Which brings me to the fourth lesson I learned.

I became invisible to a lot of people last night at LCI. People lining up to meet the teachers didn’t realize that I was in line waiting to meet the teachers, so we ended up having to wait longer. As well, most of the teachers primarily spoke to Mary. After I noticed this, I tried to be a bit more assertive to make sure I was included in the conversations.

When it comes down to it, honestly, the entire idea of inaccessibility is one of invisibility. Disabled people are often invisible to too many able-bodied persons and so spaces and meetings aren’t designed with them in mind.

The fifth lesson I’ve learned is that some people don’t believe I’m disabled. I’ve had so many people express shock seeing me in a wheelchair when they last saw me walking. I had one person doubt my need for a wheelchair because they saw me post a photo of myself in which I was standing.

One final lesson I’ve learned is that the workforce is designed for able-bodied persons. It’s not designed for people who can’t be on their feet for long periods, who can’t bend their news or carry heavy loads, or who can’t sit for long periods. Especially if those people are 50 years old. Employers want young, able-bodied people, and the disability benefits that are available pay a pittance, which means that disabled people either need to take a job that worsens their condition, live in poverty on government benefits, or become self-employed (and all the precarity that comes with that).

Oh, one more thing. I think it’s ridiculous that extended health insurance plans cover transport wheelchairs but not self-propelled wheelchairs. A self-propelled wheelchair would allow me a lot more freedom and autonomy when I do use a wheelchair, but they’re so expensive that I’ll need to save up for one.

Support independent journalism

By Kim Siever

Kim Siever is an independent queer journalist based in Lethbridge, Alberta. He writes daily news articles, focusing on politics and labour.

3 replies on “Lessons I’ve learned as a newly disabled person”

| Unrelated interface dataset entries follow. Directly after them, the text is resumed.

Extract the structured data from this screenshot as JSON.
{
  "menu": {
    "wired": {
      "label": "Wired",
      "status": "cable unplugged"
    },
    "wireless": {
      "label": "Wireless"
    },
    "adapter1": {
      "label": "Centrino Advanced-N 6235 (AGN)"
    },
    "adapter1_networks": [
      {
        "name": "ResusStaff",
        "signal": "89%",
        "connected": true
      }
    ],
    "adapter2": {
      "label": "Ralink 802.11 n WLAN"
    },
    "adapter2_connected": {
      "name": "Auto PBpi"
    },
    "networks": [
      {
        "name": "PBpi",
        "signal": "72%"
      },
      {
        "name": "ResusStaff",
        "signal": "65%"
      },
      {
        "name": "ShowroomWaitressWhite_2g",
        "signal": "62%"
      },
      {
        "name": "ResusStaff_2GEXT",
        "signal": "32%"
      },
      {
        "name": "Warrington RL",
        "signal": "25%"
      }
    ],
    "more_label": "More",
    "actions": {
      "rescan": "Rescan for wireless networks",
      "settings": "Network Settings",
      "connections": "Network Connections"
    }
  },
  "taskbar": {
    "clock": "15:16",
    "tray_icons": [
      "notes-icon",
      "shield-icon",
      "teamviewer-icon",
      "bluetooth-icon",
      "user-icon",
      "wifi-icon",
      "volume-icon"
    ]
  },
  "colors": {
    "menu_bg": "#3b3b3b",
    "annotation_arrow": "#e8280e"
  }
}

Kim, I’m sorry that you’re experiencing worsening disability. You’re correct – society is not accommodating of people with disabilities.
I experienced this myself nearly two decades ago, but I was on crutches rather than a wheelchair. Now I have an “invisible” disability.
Hopefully you’ll be able to use your experience and profile to lobby our city and province (even country?) to improve the physical spaces for the public and the monetary support provided to disabled people. The folks trying to survive on AISH could sure use a voice.

I was on crutches about a decade ago, and I certainly saw accessibility issues then. Like having to wait for an elevator. Or how inaccessible sidewalks are in the winter.

Comment on this story

This site uses Akismet to reduce spam. Learn how your comment data is processed.

%d bloggers like this: